(MATERIAL FOR THIS EXERCISE)
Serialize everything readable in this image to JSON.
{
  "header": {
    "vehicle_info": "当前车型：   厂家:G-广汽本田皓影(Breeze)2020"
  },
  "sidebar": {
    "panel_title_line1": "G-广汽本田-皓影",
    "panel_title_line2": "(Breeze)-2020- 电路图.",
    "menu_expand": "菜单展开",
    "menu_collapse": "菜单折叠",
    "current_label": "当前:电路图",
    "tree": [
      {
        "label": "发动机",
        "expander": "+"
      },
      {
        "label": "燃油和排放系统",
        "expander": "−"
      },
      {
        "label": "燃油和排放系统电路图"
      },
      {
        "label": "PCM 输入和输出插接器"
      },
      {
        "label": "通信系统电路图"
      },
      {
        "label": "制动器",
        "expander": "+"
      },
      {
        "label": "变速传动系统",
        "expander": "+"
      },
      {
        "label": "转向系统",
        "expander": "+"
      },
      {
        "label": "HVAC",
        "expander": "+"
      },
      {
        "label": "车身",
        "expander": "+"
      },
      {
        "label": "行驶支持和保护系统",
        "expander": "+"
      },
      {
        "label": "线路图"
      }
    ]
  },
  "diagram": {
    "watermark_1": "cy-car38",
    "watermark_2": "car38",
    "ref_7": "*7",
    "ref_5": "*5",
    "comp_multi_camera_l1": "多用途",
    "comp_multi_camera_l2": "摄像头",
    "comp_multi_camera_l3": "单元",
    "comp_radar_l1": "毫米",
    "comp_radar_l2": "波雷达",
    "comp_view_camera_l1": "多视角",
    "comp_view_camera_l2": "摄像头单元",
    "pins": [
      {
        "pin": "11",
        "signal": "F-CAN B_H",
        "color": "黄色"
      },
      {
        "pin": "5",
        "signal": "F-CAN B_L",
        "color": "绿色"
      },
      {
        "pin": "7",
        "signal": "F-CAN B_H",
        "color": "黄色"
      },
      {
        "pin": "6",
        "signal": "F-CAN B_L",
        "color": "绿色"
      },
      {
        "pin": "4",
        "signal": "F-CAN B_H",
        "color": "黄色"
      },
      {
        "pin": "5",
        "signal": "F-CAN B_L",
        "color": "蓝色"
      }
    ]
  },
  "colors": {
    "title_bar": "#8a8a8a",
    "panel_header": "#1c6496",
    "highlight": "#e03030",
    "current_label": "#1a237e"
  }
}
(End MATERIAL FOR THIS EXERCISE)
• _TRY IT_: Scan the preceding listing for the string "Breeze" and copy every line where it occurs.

• _FINAL ANSWER_:
    "vehicle_info": "当前车型：   厂家:G-广汽本田皓影(Breeze)2020"
    "panel_title_line2": "(Breeze)-2020- 电路图.",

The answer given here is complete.